        method: 'POST',
        headers: {
          'Content-Type': 'application/json',
        },
        body: JSON.stringify({
          email,
          message,
        }),
      });

      if (!res.ok) {
        setPostingError(true);
      } else {
        setPostingSuccess(true);
      }
    } catch (e) {
      setPostingError(true);
    } finally {
      setIsPosting(false);
    }
  };

  const handleSubmit = e => {
    e.preventDefault();

    postMail();
  };

  return (
    <>
      {postingSuccess ? (
        <SuccessMessage>Message sent. Thank you!</SuccessMessage>
      ) : (
        <form method="post" onSubmit={handleSubmit}>
          <Fieldset>
            <Legend>Contact form</Legend>
            <Label htmlFor="email">Your email address*</Label>
            <Input
              type="email"
              aria-label="Your email address"
              name="email"
              id="email"
              placeholder="Email address"
              ref={emailEl}
              disabled={isPosting ? 'disabled' : undefined}
              required
            />
            <Label htmlFor="message">Your message*</Label>
            <Textarea
              ref={messageEl}
              id="message"
              aria-label="Your message"
              placeholder="Message"
              disabled={isPosting ? 'disabled' : undefined}
              rows="5"
              required
            />
            <Button disabled={isPosting ? 'disabled' : undefined}>Send</Button>
          </Fieldset>
        </form>
      )}
      {postingError ? <ErrorMessage>Something went wrong, please try again (later).</ErrorMessage> : null}
    </>
  );
};

This creates a simple mail form with an email and message field defined as uncontrolled components. I’m not going to go into the specifics of the React code here as that’s not the point of this post.

The important bit is that when the form is submitted, the postMail function gets called inside the event handler, which makes a fetch call to '/.netlify/functions/sendmail'. This path adheres to the following pattern:

https://[YOUR_URL]/.netlify/[FUNCTION_FOLDER]/[FUNCTION_NAME]

This is of course going to trigger our function and, given that there is no error, send the data from the contact form to Sengrid, which in turn will process and send it to the email address defined in SENDGRID_TO_EMAIL.

Testing your contact form

Now you can test your form. Just run netlify dev inside your project folder. This is going to start a server on http://localhost:8888. If you then navigate to the page with your form, fill it out and submit, a mail should be sent to the email address you set in the SENDGRID_TO_EMAIL variable.

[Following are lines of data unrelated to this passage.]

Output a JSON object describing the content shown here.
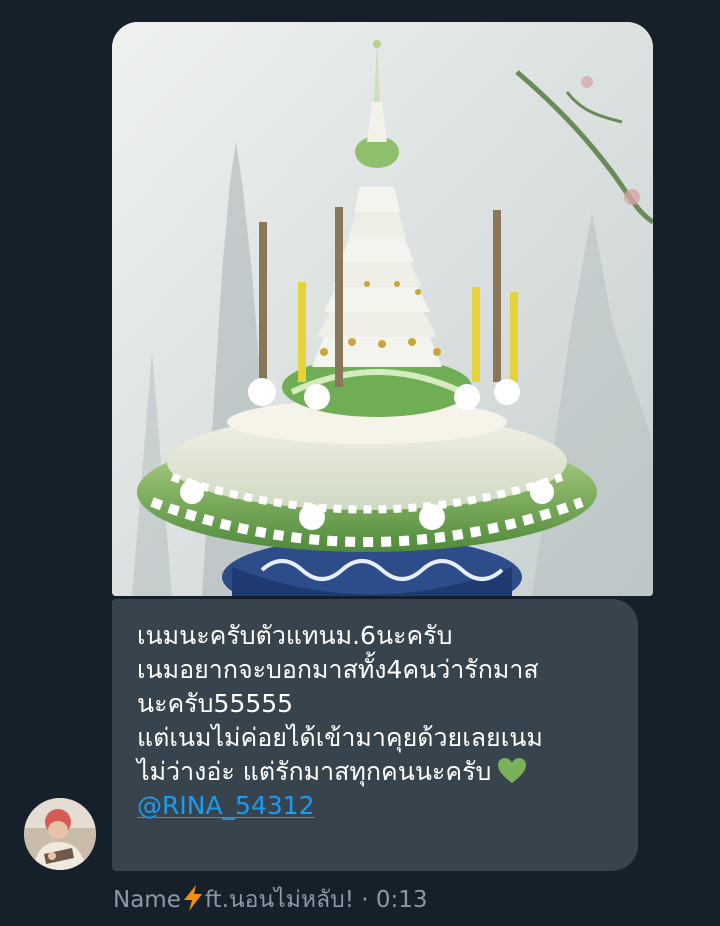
{
  "conversation": {
    "message": {
      "image": {
        "alt_icon": "photo-icon"
      },
      "text_lines": [
        "เนมนะครับตัวแทนม.6นะครับ",
        "เนมอยากจะบอกมาสทั้ง4คนว่ารักมาส",
        "นะครับ55555",
        "แต่เนมไม่ค่อยได้เข้ามาคุยด้วยเลยเนม",
        "ไม่ว่างอ่ะ แต่รักมาสทุกคนนะครับ"
      ],
      "emoji": "green-heart-icon",
      "mention": "@RINA_54312",
      "sender": {
        "name_prefix": "Name",
        "name_emoji": "lightning-icon",
        "name_suffix": "ft.นอนไม่หลับ!",
        "separator": "·",
        "time": "0:13"
      }
    }
  },
  "colors": {
    "background": "#15202b",
    "bubble": "#38444d",
    "text": "#ffffff",
    "link": "#1d9bf0",
    "meta": "#8b98a5",
    "heart": "#78b159",
    "bolt": "#f4900c"
  }
}
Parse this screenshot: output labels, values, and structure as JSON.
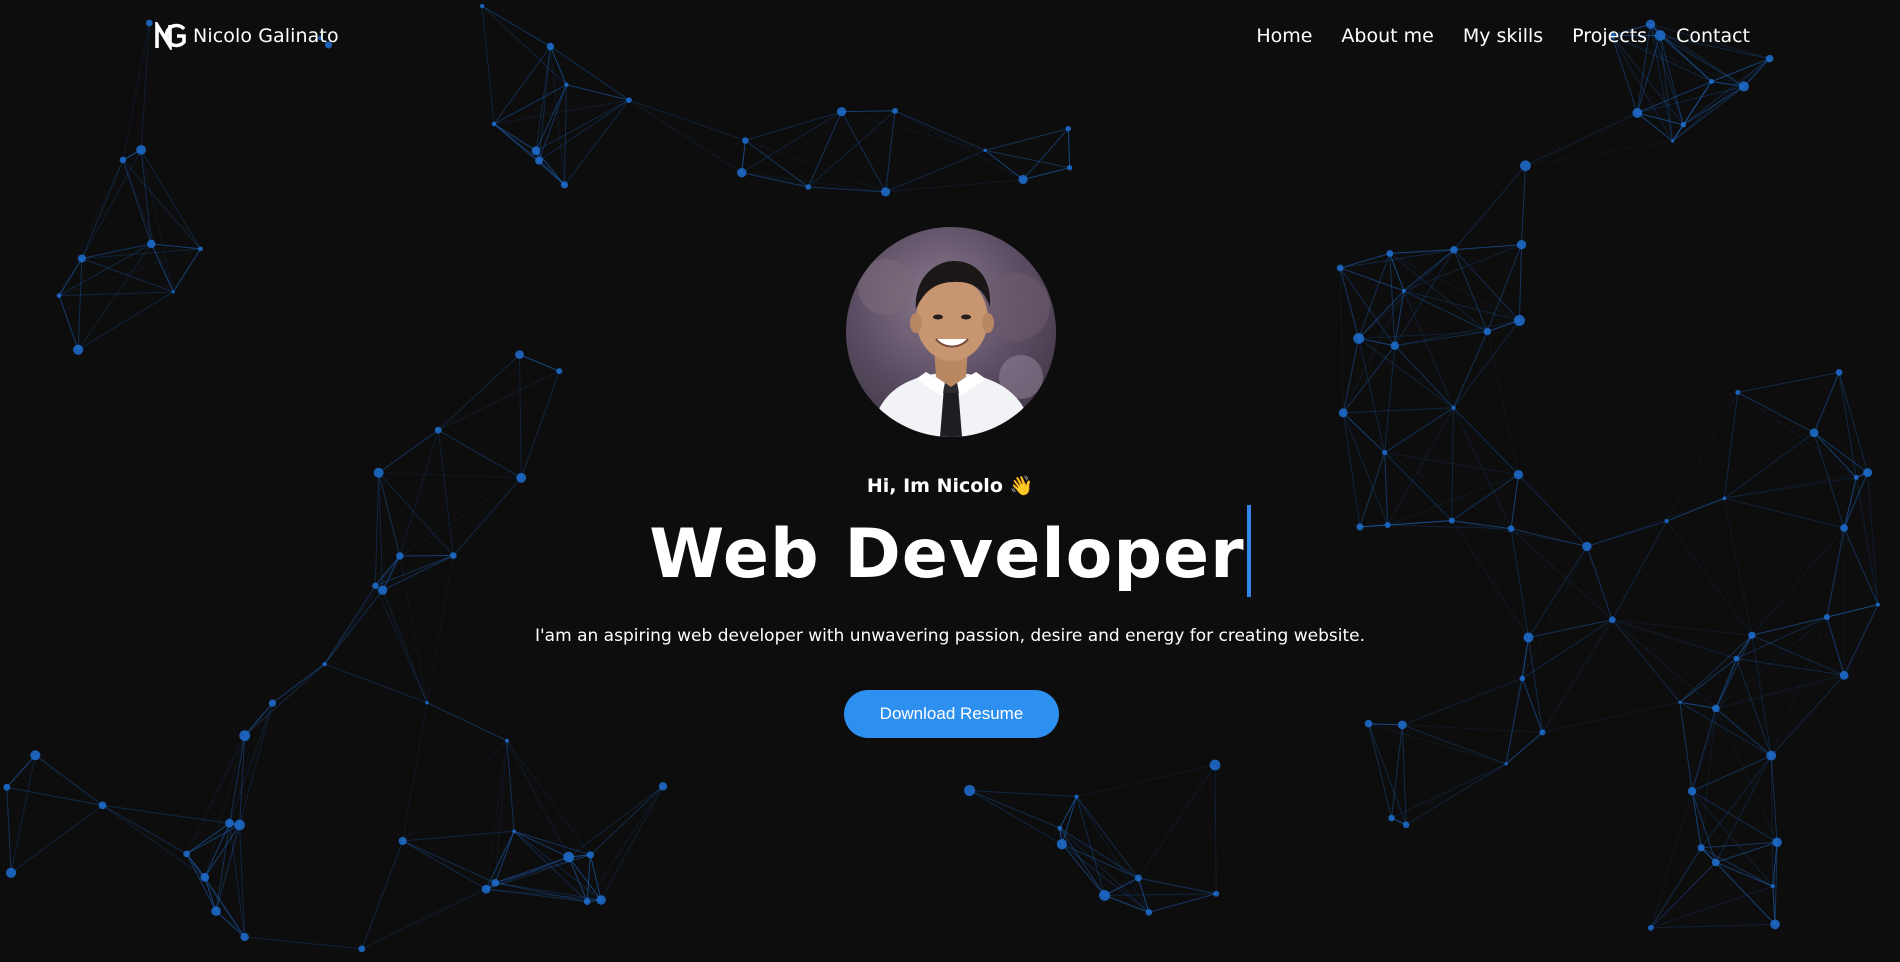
{
  "header": {
    "brand_name": "Nicolo Galinato",
    "logo_icon": "ng-monogram-logo",
    "nav": [
      {
        "label": "Home"
      },
      {
        "label": "About me"
      },
      {
        "label": "My skills"
      },
      {
        "label": "Projects"
      },
      {
        "label": "Contact"
      }
    ]
  },
  "hero": {
    "greeting": "Hi, Im Nicolo 👋",
    "title": "Web Developer",
    "tagline": "I'am an aspiring web developer with unwavering passion, desire and energy for creating website.",
    "button_label": "Download Resume",
    "avatar_icon": "profile-photo"
  },
  "theme": {
    "background": "#0d0d0e",
    "accent": "#2d8ff0",
    "network_color": "#1f6fd1",
    "text": "#ffffff"
  }
}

After you push your code and the build on Netlify is successful (if you have set up continuous deployment in Netlify, the build will start automatically after pushing), the form should also work in production.